**What the exercise asks:** Among the entries below, find every line that contains the string "from", then copy it.
=== Records provided ===
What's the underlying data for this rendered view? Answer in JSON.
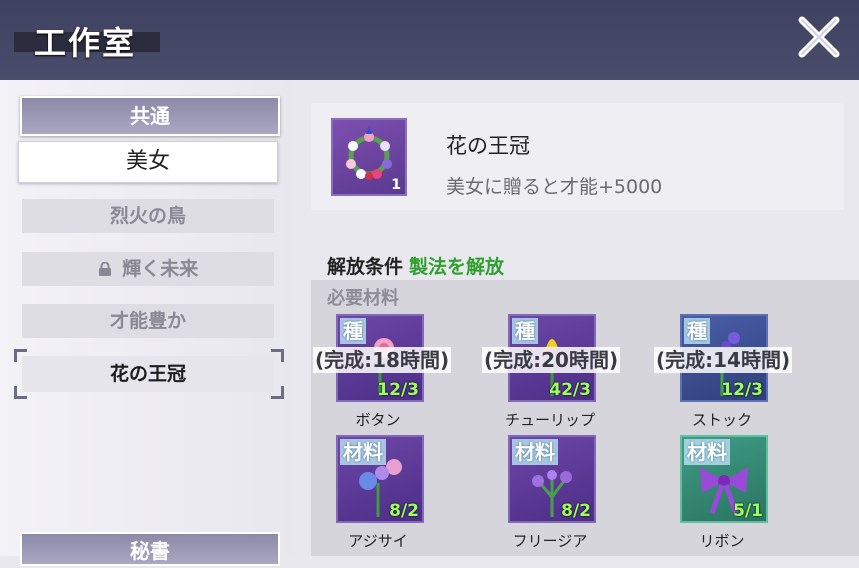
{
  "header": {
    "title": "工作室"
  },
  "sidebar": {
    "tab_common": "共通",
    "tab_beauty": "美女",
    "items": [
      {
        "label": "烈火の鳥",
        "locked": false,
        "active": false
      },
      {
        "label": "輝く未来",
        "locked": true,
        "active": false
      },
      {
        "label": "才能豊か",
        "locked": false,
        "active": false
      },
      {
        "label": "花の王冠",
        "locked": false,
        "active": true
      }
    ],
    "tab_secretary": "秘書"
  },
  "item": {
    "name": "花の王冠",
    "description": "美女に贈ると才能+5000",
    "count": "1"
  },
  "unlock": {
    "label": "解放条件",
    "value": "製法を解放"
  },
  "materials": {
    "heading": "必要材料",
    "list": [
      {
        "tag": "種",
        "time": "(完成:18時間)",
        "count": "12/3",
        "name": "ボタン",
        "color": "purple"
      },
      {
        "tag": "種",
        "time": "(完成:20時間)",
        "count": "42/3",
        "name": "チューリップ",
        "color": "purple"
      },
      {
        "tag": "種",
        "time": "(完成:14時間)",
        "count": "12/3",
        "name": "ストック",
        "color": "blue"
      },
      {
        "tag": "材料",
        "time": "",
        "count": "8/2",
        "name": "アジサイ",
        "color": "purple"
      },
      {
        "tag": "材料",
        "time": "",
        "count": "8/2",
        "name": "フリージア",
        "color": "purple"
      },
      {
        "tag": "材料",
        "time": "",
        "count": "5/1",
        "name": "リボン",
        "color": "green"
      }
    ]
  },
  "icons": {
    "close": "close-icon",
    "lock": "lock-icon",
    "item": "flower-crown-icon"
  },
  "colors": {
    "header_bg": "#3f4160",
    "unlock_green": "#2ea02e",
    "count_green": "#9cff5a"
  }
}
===
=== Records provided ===
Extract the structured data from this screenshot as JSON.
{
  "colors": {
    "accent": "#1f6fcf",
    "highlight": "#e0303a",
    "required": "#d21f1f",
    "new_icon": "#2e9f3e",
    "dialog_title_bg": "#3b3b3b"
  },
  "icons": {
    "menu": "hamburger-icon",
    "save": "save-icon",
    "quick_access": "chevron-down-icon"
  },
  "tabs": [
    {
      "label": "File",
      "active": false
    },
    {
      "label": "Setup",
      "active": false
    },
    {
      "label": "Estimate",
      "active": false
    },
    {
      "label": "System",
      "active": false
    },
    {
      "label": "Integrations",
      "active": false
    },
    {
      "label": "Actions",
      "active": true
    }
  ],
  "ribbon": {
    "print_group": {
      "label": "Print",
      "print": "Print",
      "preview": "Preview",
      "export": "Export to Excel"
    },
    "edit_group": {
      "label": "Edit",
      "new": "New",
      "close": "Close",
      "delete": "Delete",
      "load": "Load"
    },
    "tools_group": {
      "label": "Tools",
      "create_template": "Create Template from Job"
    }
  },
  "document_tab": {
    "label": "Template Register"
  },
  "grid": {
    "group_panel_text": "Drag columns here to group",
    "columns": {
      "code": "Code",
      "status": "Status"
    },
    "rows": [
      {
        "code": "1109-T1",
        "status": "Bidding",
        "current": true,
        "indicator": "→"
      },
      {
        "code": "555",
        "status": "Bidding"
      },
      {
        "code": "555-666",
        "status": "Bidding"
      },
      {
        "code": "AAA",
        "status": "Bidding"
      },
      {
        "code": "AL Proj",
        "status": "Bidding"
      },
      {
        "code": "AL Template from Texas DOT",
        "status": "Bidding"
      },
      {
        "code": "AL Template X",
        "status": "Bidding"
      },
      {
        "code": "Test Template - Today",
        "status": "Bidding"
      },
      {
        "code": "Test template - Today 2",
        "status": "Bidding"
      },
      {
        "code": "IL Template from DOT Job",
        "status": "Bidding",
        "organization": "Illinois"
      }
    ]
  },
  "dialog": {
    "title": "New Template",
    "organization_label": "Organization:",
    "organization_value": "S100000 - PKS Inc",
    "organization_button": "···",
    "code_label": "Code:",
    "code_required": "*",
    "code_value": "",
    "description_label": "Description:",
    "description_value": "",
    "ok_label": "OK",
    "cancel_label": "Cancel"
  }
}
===
**Output of the exercise:**
Extract the structured data from this screenshot as JSON.
      "create_template": "Create Template from Job"
        "code": "AL Template from Texas DOT",
        "code": "IL Template from DOT Job",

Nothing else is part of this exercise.